The red swamp crayfish is an invasive species in Southern California, and they continue to destroy the ecosystem in many of the creeks and streams found in the region. They consume almost all life in these important waterways like fish, amphibians, even plants.
Their consumption of dragonfly nymphs, which are the aquatic form of dragonflies before they mature, is specifically alarming. These small insects are one of the main predators of mosquito larvae. These dragonfly nymphs help control the mosquito population, along with other animals like frogs. This, in turn, aids in prevention of diseases spreading around the local housing communities nearby.
Studies have shown that when crayfish are present in streams dragonfly nymph numbers are lower than when there are no crayfish. Results of these studies ultimately reveal how this relationship directly affects the mosquito population. The likeliness of mosquito-borne diseases spreading is increased when the crayfish consume valuable species like dragonfly nymphs and frogs.
The Mountains Restoration Trust (MRT) organization, has been dedicated to addressing this issue for several years in the areas around the Santa Monica mountains near Los Angeles. One location they have recently been working on is Medea Creek in Oak Park. They hold regular volunteer events where they invite people from the community to come out and help remove the invasive crayfish from the stream.
Areas like Oak Park lost a lot of vegetation due to a massive wildfire in November. Following that, the Southern California region received a heavy amount of rainfall during the rainy winter season. These two events coupled together caused significant changes to some of the natural areas.
Erik Sode, Aquatic Supervisor for Mountains Restoration Trust, says, "[The rain] has definitely changed a lot of characteristics in the creek, in particular the areas that did see a lot of fire." Without the vegetation, the soil left behind after the fire washed into sections of the creek bed, filling it in with sediment.
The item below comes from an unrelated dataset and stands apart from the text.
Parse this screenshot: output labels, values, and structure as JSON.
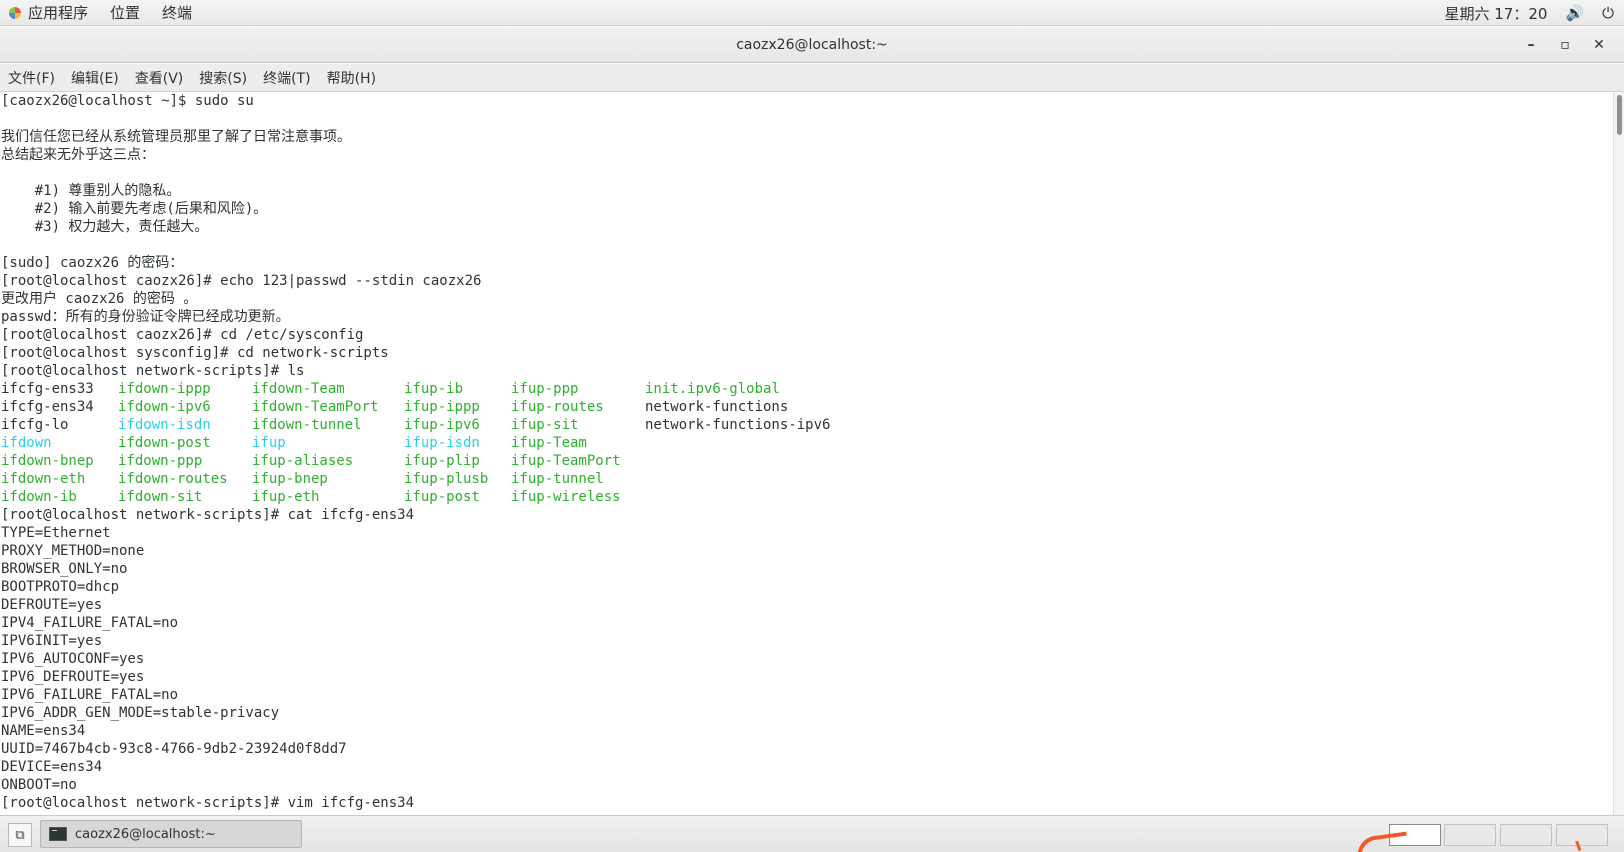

But, the rain had a positive effect on the creek as well. "I have seen a decrease in crayfish population which is not out of the ordinary after a large rainstorm," says Sode. "So, I find it really important that we start trapping immediately. That way we can really control the population," he adds. Rain has a tendency to flush the crayfish out of the streams and into the ocean where they cannot survive.
MRT's crayfish removal projects, along with the benefits from the rain, appear to be having a positive impact on the local ecosystem. One way this is evidenced is by the presence of amphibians like frogs and tadpoles, which had previously become rare due to crayfish predation. Sode says, "[T]hese are the very tangible results from crayfish removal; You see an increase in tadpoles and frogs either as bycatch or just seeing them normally in the stream." He says the creek will still need a lot more work besides crayfish removal, but seeing a resurgence in the amphibian population is a definite plus. "[T]hese frogs are going to start controlling a lot of the mosquitoes and gnat fly populations, which will benefit everybody in general," he adds.
Projects like crayfish removals are important to rebuild and maintain habitats for hundreds of plants and animals. Making sure invasive species are removed to allow native ones to thrive is a major step in enriching these habitats. MRT has a variety of volunteer events like crayfish removals as well as planting native vegetation in other areas. They encourage people of all ages to come out to learn about the environmental issues and take part in the conservation process.